(Data about app and page elements)

• • •

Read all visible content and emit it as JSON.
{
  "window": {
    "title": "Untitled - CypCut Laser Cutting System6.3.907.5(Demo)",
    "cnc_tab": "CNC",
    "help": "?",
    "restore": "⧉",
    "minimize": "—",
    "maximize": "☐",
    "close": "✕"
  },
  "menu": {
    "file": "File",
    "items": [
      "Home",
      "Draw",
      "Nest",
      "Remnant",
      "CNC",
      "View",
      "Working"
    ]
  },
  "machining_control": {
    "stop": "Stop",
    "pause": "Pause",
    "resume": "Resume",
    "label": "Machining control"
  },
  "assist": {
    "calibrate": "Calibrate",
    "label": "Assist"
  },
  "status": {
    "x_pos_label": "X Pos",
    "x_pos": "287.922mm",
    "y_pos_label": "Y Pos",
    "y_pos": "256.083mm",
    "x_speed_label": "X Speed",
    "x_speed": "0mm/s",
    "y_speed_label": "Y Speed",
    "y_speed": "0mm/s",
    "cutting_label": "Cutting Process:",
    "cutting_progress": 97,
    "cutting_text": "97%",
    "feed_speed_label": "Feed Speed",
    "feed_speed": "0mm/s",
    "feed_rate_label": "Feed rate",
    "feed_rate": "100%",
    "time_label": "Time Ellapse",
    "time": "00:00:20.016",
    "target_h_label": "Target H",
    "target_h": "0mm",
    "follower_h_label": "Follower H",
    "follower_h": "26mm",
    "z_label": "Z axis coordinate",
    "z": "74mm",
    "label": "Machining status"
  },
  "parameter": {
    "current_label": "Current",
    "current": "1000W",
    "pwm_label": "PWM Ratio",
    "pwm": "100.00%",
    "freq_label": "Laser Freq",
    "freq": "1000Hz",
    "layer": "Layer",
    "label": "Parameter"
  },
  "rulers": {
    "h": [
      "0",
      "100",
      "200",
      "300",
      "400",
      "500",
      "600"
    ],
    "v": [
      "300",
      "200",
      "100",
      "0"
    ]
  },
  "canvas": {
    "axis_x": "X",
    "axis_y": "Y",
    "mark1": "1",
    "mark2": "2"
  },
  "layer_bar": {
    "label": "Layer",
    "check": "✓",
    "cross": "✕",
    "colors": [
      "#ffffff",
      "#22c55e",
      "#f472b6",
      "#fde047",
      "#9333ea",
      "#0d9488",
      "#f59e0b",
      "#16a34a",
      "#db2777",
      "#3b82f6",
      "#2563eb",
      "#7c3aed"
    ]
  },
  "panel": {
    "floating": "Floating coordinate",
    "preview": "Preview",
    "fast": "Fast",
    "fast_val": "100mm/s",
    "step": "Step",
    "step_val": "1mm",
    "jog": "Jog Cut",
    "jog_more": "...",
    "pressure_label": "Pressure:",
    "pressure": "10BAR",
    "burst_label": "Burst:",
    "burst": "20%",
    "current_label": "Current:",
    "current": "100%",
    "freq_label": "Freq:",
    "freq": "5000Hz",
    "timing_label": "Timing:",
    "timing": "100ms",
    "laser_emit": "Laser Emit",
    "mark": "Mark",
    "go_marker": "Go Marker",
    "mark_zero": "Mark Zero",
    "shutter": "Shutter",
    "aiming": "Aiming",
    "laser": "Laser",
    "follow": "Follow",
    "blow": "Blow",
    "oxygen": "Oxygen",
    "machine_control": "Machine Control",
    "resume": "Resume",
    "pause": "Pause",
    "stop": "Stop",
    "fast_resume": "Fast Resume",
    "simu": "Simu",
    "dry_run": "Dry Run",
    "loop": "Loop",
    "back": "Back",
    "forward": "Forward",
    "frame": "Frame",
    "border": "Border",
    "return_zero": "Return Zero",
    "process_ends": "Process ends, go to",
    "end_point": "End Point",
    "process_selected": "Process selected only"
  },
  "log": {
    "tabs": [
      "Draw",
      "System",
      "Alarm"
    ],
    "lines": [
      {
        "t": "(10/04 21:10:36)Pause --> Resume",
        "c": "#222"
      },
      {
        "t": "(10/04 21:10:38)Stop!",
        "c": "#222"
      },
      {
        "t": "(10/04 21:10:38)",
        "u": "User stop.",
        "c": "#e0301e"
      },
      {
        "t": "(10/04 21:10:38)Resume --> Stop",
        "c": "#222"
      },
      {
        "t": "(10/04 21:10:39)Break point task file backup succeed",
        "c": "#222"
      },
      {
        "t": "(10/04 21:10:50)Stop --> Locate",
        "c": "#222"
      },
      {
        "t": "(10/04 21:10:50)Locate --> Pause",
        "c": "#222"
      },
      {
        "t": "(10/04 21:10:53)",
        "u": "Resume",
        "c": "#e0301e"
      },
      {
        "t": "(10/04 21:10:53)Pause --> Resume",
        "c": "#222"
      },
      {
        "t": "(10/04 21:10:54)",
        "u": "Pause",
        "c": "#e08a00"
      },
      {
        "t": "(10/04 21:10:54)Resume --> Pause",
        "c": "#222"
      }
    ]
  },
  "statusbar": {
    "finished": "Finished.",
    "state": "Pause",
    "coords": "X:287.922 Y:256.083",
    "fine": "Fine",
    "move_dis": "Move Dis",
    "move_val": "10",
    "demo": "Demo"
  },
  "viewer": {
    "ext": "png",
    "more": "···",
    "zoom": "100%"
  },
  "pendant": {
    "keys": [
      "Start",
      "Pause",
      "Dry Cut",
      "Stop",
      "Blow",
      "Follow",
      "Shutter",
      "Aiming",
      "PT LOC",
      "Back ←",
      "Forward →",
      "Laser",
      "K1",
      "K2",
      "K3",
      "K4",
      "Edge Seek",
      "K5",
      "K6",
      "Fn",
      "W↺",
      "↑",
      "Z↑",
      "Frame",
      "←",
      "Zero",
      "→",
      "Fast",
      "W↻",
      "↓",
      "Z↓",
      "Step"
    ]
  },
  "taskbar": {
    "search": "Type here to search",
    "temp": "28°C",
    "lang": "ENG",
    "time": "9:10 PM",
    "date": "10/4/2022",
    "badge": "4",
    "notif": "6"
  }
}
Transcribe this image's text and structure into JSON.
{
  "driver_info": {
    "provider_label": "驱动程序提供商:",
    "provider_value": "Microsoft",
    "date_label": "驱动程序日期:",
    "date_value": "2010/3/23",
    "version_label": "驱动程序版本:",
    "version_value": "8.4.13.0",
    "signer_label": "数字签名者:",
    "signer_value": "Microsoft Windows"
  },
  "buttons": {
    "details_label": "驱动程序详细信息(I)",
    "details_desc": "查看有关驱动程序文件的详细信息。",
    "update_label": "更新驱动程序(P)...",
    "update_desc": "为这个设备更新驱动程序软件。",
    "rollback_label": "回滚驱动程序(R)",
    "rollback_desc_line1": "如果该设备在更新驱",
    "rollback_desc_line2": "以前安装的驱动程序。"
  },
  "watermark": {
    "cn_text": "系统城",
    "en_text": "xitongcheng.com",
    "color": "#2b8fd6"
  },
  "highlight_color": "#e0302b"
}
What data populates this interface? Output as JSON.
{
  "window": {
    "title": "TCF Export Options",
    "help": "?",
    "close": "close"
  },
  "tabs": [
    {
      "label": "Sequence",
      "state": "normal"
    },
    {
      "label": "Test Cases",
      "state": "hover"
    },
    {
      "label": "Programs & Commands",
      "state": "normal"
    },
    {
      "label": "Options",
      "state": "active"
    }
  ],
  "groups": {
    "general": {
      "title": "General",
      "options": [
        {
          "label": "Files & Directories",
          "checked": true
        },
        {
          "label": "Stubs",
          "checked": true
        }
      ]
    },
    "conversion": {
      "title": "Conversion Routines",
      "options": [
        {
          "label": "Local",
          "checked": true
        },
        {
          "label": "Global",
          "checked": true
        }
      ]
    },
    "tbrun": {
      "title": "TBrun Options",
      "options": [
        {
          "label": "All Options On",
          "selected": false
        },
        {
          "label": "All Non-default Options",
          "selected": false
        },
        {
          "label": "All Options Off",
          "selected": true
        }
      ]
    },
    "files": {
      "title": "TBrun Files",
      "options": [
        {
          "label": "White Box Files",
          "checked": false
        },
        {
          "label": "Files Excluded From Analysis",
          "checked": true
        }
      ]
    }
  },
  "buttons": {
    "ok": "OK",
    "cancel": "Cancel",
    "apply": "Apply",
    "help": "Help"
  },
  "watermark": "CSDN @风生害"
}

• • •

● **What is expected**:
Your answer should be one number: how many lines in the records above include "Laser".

● **Output below**:
5